> **REQUIRED WORK**
Please retype all the data below exactly, line for line.

> **INPUT DATA**
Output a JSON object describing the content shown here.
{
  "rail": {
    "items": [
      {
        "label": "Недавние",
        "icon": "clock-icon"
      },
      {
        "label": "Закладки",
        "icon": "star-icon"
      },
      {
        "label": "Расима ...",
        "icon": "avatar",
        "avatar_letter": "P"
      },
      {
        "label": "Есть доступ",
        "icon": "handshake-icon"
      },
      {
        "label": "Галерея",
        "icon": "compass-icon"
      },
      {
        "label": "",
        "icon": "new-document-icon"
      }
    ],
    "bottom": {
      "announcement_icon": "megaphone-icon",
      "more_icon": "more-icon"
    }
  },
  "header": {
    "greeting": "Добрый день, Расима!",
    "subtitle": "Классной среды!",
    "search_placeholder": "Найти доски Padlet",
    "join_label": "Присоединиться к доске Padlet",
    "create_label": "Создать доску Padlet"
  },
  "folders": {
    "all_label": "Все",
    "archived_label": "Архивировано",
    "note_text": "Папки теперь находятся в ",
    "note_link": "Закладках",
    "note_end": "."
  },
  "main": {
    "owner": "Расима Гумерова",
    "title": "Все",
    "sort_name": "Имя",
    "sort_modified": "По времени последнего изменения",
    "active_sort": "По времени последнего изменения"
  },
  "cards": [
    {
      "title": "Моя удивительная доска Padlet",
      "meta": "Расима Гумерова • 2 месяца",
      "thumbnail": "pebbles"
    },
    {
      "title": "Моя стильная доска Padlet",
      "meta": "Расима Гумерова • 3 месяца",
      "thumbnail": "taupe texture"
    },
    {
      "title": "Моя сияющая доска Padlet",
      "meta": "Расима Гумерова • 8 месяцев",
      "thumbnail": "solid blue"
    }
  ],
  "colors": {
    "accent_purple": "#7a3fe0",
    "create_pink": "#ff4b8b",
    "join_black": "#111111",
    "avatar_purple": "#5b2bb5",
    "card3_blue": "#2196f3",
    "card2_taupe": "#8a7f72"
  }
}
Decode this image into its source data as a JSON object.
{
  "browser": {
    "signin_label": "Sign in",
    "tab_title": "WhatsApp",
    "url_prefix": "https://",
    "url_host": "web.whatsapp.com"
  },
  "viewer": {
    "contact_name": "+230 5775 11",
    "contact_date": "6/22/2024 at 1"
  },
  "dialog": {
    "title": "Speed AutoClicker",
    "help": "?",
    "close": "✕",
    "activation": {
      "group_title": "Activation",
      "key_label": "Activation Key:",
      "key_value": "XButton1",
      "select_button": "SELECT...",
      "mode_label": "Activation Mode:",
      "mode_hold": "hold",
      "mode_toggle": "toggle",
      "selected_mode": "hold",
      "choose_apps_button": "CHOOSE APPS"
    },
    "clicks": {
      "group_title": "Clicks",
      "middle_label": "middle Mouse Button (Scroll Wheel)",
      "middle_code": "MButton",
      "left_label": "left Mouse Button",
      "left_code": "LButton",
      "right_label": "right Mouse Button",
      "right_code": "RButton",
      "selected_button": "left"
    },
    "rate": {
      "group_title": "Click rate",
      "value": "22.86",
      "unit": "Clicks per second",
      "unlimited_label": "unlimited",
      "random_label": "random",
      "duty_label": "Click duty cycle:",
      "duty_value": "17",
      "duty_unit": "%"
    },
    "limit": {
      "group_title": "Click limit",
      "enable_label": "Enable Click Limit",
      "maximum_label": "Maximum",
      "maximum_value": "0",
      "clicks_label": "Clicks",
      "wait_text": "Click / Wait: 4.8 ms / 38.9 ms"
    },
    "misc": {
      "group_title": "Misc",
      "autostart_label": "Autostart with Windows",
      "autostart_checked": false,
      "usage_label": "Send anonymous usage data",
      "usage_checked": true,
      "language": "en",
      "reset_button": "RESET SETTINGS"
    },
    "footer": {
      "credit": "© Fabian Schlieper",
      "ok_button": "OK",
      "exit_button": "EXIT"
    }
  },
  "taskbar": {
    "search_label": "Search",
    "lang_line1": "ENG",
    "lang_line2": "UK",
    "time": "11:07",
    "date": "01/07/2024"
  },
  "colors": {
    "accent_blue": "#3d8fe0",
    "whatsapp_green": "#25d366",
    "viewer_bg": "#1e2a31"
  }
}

> **YOUR RESPONSE**
Output a JSON object describing the content shown here.
{
  "rail": {
    "items": [
      {
        "label": "Недавние",
        "icon": "clock-icon"
      },
      {
        "label": "Закладки",
        "icon": "star-icon"
      },
      {
        "label": "Расима ...",
        "icon": "avatar",
        "avatar_letter": "P"
      },
      {
        "label": "Есть доступ",
        "icon": "handshake-icon"
      },
      {
        "label": "Галерея",
        "icon": "compass-icon"
      },
      {
        "label": "",
        "icon": "new-document-icon"
      }
    ],
    "bottom": {
      "announcement_icon": "megaphone-icon",
      "more_icon": "more-icon"
    }
  },
  "header": {
    "greeting": "Добрый день, Расима!",
    "subtitle": "Классной среды!",
    "search_placeholder": "Найти доски Padlet",
    "join_label": "Присоединиться к доске Padlet",
    "create_label": "Создать доску Padlet"
  },
  "folders": {
    "all_label": "Все",
    "archived_label": "Архивировано",
    "note_text": "Папки теперь находятся в ",
    "note_link": "Закладках",
    "note_end": "."
  },
  "main": {
    "owner": "Расима Гумерова",
    "title": "Все",
    "sort_name": "Имя",
    "sort_modified": "По времени последнего изменения",
    "active_sort": "По времени последнего изменения"
  },
  "cards": [
    {
      "title": "Моя удивительная доска Padlet",
      "meta": "Расима Гумерова • 2 месяца",
      "thumbnail": "pebbles"
    },
    {
      "title": "Моя стильная доска Padlet",
      "meta": "Расима Гумерова • 3 месяца",
      "thumbnail": "taupe texture"
    },
    {
      "title": "Моя сияющая доска Padlet",
      "meta": "Расима Гумерова • 8 месяцев",
      "thumbnail": "solid blue"
    }
  ],
  "colors": {
    "accent_purple": "#7a3fe0",
    "create_pink": "#ff4b8b",
    "join_black": "#111111",
    "avatar_purple": "#5b2bb5",
    "card3_blue": "#2196f3",
    "card2_taupe": "#8a7f72"
  }
}
Decode this image into its source data as a JSON object.
{
  "browser": {
    "signin_label": "Sign in",
    "tab_title": "WhatsApp",
    "url_prefix": "https://",
    "url_host": "web.whatsapp.com"
  },
  "viewer": {
    "contact_name": "+230 5775 11",
    "contact_date": "6/22/2024 at 1"
  },
  "dialog": {
    "title": "Speed AutoClicker",
    "help": "?",
    "close": "✕",
    "activation": {
      "group_title": "Activation",
      "key_label": "Activation Key:",
      "key_value": "XButton1",
      "select_button": "SELECT...",
      "mode_label": "Activation Mode:",
      "mode_hold": "hold",
      "mode_toggle": "toggle",
      "selected_mode": "hold",
      "choose_apps_button": "CHOOSE APPS"
    },
    "clicks": {
      "group_title": "Clicks",
      "middle_label": "middle Mouse Button (Scroll Wheel)",
      "middle_code": "MButton",
      "left_label": "left Mouse Button",
      "left_code": "LButton",
      "right_label": "right Mouse Button",
      "right_code": "RButton",
      "selected_button": "left"
    },
    "rate": {
      "group_title": "Click rate",
      "value": "22.86",
      "unit": "Clicks per second",
      "unlimited_label": "unlimited",
      "random_label": "random",
      "duty_label": "Click duty cycle:",
      "duty_value": "17",
      "duty_unit": "%"
    },
    "limit": {
      "group_title": "Click limit",
      "enable_label": "Enable Click Limit",
      "maximum_label": "Maximum",
      "maximum_value": "0",
      "clicks_label": "Clicks",
      "wait_text": "Click / Wait: 4.8 ms / 38.9 ms"
    },
    "misc": {
      "group_title": "Misc",
      "autostart_label": "Autostart with Windows",
      "autostart_checked": false,
      "usage_label": "Send anonymous usage data",
      "usage_checked": true,
      "language": "en",
      "reset_button": "RESET SETTINGS"
    },
    "footer": {
      "credit": "© Fabian Schlieper",
      "ok_button": "OK",
      "exit_button": "EXIT"
    }
  },
  "taskbar": {
    "search_label": "Search",
    "lang_line1": "ENG",
    "lang_line2": "UK",
    "time": "11:07",
    "date": "01/07/2024"
  },
  "colors": {
    "accent_blue": "#3d8fe0",
    "whatsapp_green": "#25d366",
    "viewer_bg": "#1e2a31"
  }
}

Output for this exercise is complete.